One thing we’ve noticed so far is that when it comes to driving and crossing the street in China, it’s like a cage match between drivers where anything is game. People drive on the wrong side of the road to pass others, run red lights and slalom between cars like its a video game. It’s as if the Chinese invented the car horn, too. Imagine driving in Boston along with thousands of other blindfolded drivers and that’s pretty much Beijing traffic.

Luckily, once outside of the city we were on clear roads heading through miles and miles of farmland. The fields seemed to roll endlessly along, fading off into the smog ridden air. Abi Cohen nearly lost her voice from chatting on the bus for awhile.

When we arrived at our hotel in Hengshui, a sigh of relief seemed to implode from the bus. The hotel is gorgeous to say the least, almost castle-like on the outside. We got 10 minutes to drop our bags off and explore, and then off to Hengshui Lake we went. The lake itself was littered with islands and other Chinese natives who enjoyed staring at us and, on more than one occasion, they asked to take pictures with us foreigners.

We then took a boat ride out to the middle of the lake to an island with a zoo. The zoo was rather decrepit and depressing however, with small, filthy cages for the animals. Joe Hallal and I engaged in our first bargain in China with one of the shop keepers at the zoo.

After the zoo we finally reached Hengshui High School amidst a crowd of students excitedly waiting to see us. Hugh Smith greeted old friends as he had ventured to Hengshui last year, and even Nick Chaudary was mistaken for a boy who went on the trip previously. The students, along with some teachers and the principals, took us on a tour of their large campus which holds upwards of 6,000 students for only three grades. One peculiar thing I learned from the students is that the 75 students in each class remain in the same room all day while the teachers cycle in and out to teach. The same 75 kids stay in class together for all 3 years as well.

We were then led to another traditional Chinese meal, lazy Susan style of course, with foods both delicious and strange.

Next was the performance rehearsal and to be honest…we’ve got quite some work to do. All the other acts were fairly professional and well rehearsed while us Warriors struggled to remember the words to “Happy” by Pharrell Williams.

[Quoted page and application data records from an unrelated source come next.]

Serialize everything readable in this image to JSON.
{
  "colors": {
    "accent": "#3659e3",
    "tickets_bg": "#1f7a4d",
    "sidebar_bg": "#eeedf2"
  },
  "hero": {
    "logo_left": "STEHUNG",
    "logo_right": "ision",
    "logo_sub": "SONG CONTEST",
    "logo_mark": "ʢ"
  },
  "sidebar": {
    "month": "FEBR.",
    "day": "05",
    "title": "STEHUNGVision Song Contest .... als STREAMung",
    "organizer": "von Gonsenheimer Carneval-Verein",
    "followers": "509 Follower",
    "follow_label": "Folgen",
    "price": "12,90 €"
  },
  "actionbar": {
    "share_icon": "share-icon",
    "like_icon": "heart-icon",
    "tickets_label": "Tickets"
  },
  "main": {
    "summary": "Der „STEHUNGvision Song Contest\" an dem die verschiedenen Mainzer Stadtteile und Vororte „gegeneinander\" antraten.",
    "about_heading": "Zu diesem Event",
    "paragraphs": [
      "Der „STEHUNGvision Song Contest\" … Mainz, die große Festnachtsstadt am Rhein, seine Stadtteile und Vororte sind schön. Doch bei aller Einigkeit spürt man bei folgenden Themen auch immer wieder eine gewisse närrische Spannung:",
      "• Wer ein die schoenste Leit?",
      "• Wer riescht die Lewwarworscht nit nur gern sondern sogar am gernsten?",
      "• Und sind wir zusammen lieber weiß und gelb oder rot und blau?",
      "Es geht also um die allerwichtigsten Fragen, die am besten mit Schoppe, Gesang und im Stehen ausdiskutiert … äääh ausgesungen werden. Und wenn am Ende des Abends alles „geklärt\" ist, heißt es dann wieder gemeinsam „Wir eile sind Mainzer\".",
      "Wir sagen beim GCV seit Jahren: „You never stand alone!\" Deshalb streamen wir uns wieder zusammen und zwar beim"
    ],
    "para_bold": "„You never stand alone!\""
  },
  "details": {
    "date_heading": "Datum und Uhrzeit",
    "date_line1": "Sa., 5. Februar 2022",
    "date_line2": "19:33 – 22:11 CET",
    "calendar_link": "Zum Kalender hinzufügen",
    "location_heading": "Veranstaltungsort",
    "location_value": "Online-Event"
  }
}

Not to worry though Andoverites, we’ll make you proud in the actual performance.

Keep reading for more information on our trip Warriors!

By Zach Perry